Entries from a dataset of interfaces
★ ★ ★ ★ ★ ★ ★

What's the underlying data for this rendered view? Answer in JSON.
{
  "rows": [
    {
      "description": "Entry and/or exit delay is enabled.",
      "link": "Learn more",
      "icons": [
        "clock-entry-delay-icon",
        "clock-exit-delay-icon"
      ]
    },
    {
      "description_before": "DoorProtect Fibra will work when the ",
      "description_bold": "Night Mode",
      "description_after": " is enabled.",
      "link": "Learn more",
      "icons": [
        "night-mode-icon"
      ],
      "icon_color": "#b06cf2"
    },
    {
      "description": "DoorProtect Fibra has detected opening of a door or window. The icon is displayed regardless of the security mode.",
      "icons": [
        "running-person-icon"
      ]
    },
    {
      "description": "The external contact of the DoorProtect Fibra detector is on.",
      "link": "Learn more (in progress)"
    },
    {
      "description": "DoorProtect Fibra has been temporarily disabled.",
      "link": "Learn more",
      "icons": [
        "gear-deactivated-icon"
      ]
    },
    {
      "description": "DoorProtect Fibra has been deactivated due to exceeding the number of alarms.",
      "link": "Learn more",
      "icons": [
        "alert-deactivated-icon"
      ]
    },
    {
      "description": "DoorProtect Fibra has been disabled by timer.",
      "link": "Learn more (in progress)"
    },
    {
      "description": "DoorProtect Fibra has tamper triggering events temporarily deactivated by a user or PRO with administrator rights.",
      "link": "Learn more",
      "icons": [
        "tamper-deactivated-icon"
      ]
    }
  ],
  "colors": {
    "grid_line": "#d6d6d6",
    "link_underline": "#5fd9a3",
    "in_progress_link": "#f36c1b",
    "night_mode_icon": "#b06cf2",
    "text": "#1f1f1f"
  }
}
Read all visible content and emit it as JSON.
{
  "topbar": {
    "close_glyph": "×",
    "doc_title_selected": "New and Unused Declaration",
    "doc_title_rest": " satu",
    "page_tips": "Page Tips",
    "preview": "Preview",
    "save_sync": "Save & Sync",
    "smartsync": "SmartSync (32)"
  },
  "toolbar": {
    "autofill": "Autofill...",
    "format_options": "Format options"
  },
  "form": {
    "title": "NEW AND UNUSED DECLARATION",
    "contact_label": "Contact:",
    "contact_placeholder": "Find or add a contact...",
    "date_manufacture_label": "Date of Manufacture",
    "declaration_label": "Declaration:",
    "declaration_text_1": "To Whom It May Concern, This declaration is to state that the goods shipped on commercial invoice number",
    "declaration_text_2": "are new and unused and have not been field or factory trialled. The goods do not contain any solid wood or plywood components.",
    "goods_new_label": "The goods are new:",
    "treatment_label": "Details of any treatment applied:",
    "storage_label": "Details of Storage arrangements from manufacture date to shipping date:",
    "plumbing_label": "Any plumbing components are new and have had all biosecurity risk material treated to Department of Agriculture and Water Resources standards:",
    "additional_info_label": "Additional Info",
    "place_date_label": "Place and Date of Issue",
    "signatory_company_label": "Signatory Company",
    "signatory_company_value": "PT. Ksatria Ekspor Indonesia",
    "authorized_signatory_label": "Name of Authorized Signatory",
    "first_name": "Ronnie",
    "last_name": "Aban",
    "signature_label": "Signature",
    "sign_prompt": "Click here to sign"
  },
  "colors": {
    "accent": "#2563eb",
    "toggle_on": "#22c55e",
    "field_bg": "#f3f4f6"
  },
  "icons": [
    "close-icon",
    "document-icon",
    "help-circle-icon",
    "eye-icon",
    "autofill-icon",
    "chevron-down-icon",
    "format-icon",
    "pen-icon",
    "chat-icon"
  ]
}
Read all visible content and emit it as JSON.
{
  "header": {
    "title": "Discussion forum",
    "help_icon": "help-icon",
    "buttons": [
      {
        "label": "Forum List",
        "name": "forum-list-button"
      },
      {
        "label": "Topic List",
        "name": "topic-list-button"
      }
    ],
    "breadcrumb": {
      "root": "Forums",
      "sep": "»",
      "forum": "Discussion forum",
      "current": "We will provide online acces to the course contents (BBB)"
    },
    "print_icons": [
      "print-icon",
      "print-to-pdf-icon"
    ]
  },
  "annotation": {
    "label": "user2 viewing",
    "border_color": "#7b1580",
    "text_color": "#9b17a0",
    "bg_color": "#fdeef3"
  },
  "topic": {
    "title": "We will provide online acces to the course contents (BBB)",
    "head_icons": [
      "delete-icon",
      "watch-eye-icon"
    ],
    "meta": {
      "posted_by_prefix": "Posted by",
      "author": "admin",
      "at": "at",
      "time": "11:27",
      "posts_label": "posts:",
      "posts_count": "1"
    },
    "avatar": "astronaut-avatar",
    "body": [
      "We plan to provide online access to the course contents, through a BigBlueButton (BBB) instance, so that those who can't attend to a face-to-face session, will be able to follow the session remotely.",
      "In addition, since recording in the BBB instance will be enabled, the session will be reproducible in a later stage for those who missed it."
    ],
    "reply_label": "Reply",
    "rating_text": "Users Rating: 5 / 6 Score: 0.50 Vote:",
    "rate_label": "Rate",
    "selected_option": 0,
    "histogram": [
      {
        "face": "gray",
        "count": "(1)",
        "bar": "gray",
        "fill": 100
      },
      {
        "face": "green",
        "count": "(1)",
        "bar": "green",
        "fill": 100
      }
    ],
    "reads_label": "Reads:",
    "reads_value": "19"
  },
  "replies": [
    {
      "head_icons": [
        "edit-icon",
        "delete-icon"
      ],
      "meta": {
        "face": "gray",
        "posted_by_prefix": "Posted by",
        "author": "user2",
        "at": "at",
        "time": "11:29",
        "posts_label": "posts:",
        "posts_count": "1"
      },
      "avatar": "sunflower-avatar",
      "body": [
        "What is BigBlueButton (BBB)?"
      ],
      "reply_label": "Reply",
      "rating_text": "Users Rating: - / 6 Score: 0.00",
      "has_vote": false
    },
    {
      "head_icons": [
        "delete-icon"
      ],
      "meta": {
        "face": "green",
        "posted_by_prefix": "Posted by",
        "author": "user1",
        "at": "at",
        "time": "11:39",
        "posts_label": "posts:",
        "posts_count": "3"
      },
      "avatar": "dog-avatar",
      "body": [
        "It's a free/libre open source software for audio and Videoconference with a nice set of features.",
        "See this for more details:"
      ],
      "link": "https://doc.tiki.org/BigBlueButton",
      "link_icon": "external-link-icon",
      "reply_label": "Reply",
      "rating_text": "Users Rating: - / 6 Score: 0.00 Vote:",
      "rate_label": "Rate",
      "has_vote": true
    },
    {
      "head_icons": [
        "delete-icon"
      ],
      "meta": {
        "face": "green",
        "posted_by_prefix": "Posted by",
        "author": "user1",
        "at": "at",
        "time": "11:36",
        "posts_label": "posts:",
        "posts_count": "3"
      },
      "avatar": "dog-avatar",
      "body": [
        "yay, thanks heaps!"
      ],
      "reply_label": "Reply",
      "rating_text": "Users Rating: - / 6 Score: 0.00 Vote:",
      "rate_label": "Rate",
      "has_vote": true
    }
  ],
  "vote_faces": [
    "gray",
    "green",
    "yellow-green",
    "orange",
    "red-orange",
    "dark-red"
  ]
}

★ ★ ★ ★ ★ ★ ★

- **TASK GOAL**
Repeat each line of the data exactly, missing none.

- **ANSWER TO THIS EXERCISE**
What's the underlying data for this rendered view? Answer in JSON.
{
  "rows": [
    {
      "description": "Entry and/or exit delay is enabled.",
      "link": "Learn more",
      "icons": [
        "clock-entry-delay-icon",
        "clock-exit-delay-icon"
      ]
    },
    {
      "description_before": "DoorProtect Fibra will work when the ",
      "description_bold": "Night Mode",
      "description_after": " is enabled.",
      "link": "Learn more",
      "icons": [
        "night-mode-icon"
      ],
      "icon_color": "#b06cf2"
    },
    {
      "description": "DoorProtect Fibra has detected opening of a door or window. The icon is displayed regardless of the security mode.",
      "icons": [
        "running-person-icon"
      ]
    },
    {
      "description": "The external contact of the DoorProtect Fibra detector is on.",
      "link": "Learn more (in progress)"
    },
    {
      "description": "DoorProtect Fibra has been temporarily disabled.",
      "link": "Learn more",
      "icons": [
        "gear-deactivated-icon"
      ]
    },
    {
      "description": "DoorProtect Fibra has been deactivated due to exceeding the number of alarms.",
      "link": "Learn more",
      "icons": [
        "alert-deactivated-icon"
      ]
    },
    {
      "description": "DoorProtect Fibra has been disabled by timer.",
      "link": "Learn more (in progress)"
    },
    {
      "description": "DoorProtect Fibra has tamper triggering events temporarily deactivated by a user or PRO with administrator rights.",
      "link": "Learn more",
      "icons": [
        "tamper-deactivated-icon"
      ]
    }
  ],
  "colors": {
    "grid_line": "#d6d6d6",
    "link_underline": "#5fd9a3",
    "in_progress_link": "#f36c1b",
    "night_mode_icon": "#b06cf2",
    "text": "#1f1f1f"
  }
}
Read all visible content and emit it as JSON.
{
  "topbar": {
    "close_glyph": "×",
    "doc_title_selected": "New and Unused Declaration",
    "doc_title_rest": " satu",
    "page_tips": "Page Tips",
    "preview": "Preview",
    "save_sync": "Save & Sync",
    "smartsync": "SmartSync (32)"
  },
  "toolbar": {
    "autofill": "Autofill...",
    "format_options": "Format options"
  },
  "form": {
    "title": "NEW AND UNUSED DECLARATION",
    "contact_label": "Contact:",
    "contact_placeholder": "Find or add a contact...",
    "date_manufacture_label": "Date of Manufacture",
    "declaration_label": "Declaration:",
    "declaration_text_1": "To Whom It May Concern, This declaration is to state that the goods shipped on commercial invoice number",
    "declaration_text_2": "are new and unused and have not been field or factory trialled. The goods do not contain any solid wood or plywood components.",
    "goods_new_label": "The goods are new:",
    "treatment_label": "Details of any treatment applied:",
    "storage_label": "Details of Storage arrangements from manufacture date to shipping date:",
    "plumbing_label": "Any plumbing components are new and have had all biosecurity risk material treated to Department of Agriculture and Water Resources standards:",
    "additional_info_label": "Additional Info",
    "place_date_label": "Place and Date of Issue",
    "signatory_company_label": "Signatory Company",
    "signatory_company_value": "PT. Ksatria Ekspor Indonesia",
    "authorized_signatory_label": "Name of Authorized Signatory",
    "first_name": "Ronnie",
    "last_name": "Aban",
    "signature_label": "Signature",
    "sign_prompt": "Click here to sign"
  },
  "colors": {
    "accent": "#2563eb",
    "toggle_on": "#22c55e",
    "field_bg": "#f3f4f6"
  },
  "icons": [
    "close-icon",
    "document-icon",
    "help-circle-icon",
    "eye-icon",
    "autofill-icon",
    "chevron-down-icon",
    "format-icon",
    "pen-icon",
    "chat-icon"
  ]
}
Read all visible content and emit it as JSON.
{
  "header": {
    "title": "Discussion forum",
    "help_icon": "help-icon",
    "buttons": [
      {
        "label": "Forum List",
        "name": "forum-list-button"
      },
      {
        "label": "Topic List",
        "name": "topic-list-button"
      }
    ],
    "breadcrumb": {
      "root": "Forums",
      "sep": "»",
      "forum": "Discussion forum",
      "current": "We will provide online acces to the course contents (BBB)"
    },
    "print_icons": [
      "print-icon",
      "print-to-pdf-icon"
    ]
  },
  "annotation": {
    "label": "user2 viewing",
    "border_color": "#7b1580",
    "text_color": "#9b17a0",
    "bg_color": "#fdeef3"
  },
  "topic": {
    "title": "We will provide online acces to the course contents (BBB)",
    "head_icons": [
      "delete-icon",
      "watch-eye-icon"
    ],
    "meta": {
      "posted_by_prefix": "Posted by",
      "author": "admin",
      "at": "at",
      "time": "11:27",
      "posts_label": "posts:",
      "posts_count": "1"
    },
    "avatar": "astronaut-avatar",
    "body": [
      "We plan to provide online access to the course contents, through a BigBlueButton (BBB) instance, so that those who can't attend to a face-to-face session, will be able to follow the session remotely.",
      "In addition, since recording in the BBB instance will be enabled, the session will be reproducible in a later stage for those who missed it."
    ],
    "reply_label": "Reply",
    "rating_text": "Users Rating: 5 / 6 Score: 0.50 Vote:",
    "rate_label": "Rate",
    "selected_option": 0,
    "histogram": [
      {
        "face": "gray",
        "count": "(1)",
        "bar": "gray",
        "fill": 100
      },
      {
        "face": "green",
        "count": "(1)",
        "bar": "green",
        "fill": 100
      }
    ],
    "reads_label": "Reads:",
    "reads_value": "19"
  },
  "replies": [
    {
      "head_icons": [
        "edit-icon",
        "delete-icon"
      ],
      "meta": {
        "face": "gray",
        "posted_by_prefix": "Posted by",
        "author": "user2",
        "at": "at",
        "time": "11:29",
        "posts_label": "posts:",
        "posts_count": "1"
      },
      "avatar": "sunflower-avatar",
      "body": [
        "What is BigBlueButton (BBB)?"
      ],
      "reply_label": "Reply",
      "rating_text": "Users Rating: - / 6 Score: 0.00",
      "has_vote": false
    },
    {
      "head_icons": [
        "delete-icon"
      ],
      "meta": {
        "face": "green",
        "posted_by_prefix": "Posted by",
        "author": "user1",
        "at": "at",
        "time": "11:39",
        "posts_label": "posts:",
        "posts_count": "3"
      },
      "avatar": "dog-avatar",
      "body": [
        "It's a free/libre open source software for audio and Videoconference with a nice set of features.",
        "See this for more details:"
      ],
      "link": "https://doc.tiki.org/BigBlueButton",
      "link_icon": "external-link-icon",
      "reply_label": "Reply",
      "rating_text": "Users Rating: - / 6 Score: 0.00 Vote:",
      "rate_label": "Rate",
      "has_vote": true
    },
    {
      "head_icons": [
        "delete-icon"
      ],
      "meta": {
        "face": "green",
        "posted_by_prefix": "Posted by",
        "author": "user1",
        "at": "at",
        "time": "11:36",
        "posts_label": "posts:",
        "posts_count": "3"
      },
      "avatar": "dog-avatar",
      "body": [
        "yay, thanks heaps!"
      ],
      "reply_label": "Reply",
      "rating_text": "Users Rating: - / 6 Score: 0.00 Vote:",
      "rate_label": "Rate",
      "has_vote": true
    }
  ],
  "vote_faces": [
    "gray",
    "green",
    "yellow-green",
    "orange",
    "red-orange",
    "dark-red"
  ]
}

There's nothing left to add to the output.